## Your instructions
Looking at the entries below, state how many lines contain the word "Document". Give the number alone.

## Records excerpted from a collection

• • • •

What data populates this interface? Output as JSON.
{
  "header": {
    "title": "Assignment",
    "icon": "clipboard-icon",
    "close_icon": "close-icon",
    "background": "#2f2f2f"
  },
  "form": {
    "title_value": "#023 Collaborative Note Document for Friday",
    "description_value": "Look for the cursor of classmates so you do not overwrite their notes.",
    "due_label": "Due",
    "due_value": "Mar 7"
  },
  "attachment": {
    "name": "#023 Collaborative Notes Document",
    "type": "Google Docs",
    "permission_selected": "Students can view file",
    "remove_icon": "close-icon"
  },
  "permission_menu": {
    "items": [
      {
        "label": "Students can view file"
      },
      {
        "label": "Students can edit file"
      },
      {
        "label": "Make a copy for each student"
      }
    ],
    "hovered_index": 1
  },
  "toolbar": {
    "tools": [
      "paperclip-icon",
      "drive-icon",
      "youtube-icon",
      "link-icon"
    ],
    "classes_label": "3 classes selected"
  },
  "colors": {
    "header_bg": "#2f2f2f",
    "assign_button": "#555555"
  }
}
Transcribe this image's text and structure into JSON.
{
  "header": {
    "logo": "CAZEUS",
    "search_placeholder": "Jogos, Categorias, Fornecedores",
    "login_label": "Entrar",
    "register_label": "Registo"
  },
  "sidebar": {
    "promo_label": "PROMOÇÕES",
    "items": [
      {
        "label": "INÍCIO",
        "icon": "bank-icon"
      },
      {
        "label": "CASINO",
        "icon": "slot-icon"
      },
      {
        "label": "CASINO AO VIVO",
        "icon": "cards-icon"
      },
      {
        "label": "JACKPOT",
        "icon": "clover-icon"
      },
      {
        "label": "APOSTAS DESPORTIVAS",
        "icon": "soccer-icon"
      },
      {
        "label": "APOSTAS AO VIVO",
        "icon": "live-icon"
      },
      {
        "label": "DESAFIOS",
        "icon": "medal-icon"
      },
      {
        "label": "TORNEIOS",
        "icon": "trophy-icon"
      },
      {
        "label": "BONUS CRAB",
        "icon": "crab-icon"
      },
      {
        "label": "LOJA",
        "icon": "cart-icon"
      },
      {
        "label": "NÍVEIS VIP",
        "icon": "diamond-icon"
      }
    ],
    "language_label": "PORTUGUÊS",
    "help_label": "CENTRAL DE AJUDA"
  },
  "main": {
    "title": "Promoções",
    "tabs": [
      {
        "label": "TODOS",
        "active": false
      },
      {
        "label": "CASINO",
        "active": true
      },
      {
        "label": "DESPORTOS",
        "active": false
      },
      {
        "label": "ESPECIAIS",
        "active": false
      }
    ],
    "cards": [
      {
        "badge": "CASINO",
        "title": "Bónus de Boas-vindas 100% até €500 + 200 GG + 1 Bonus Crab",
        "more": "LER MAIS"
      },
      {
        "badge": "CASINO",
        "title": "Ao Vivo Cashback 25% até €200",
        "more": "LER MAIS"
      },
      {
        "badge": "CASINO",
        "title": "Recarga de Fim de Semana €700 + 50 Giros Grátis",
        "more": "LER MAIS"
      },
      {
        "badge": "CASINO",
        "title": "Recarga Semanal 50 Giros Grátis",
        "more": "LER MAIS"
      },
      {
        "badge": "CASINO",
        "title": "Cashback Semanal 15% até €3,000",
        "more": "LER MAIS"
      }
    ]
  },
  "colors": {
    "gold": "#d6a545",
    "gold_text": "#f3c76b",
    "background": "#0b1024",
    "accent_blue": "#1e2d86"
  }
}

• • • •

## Task solution
2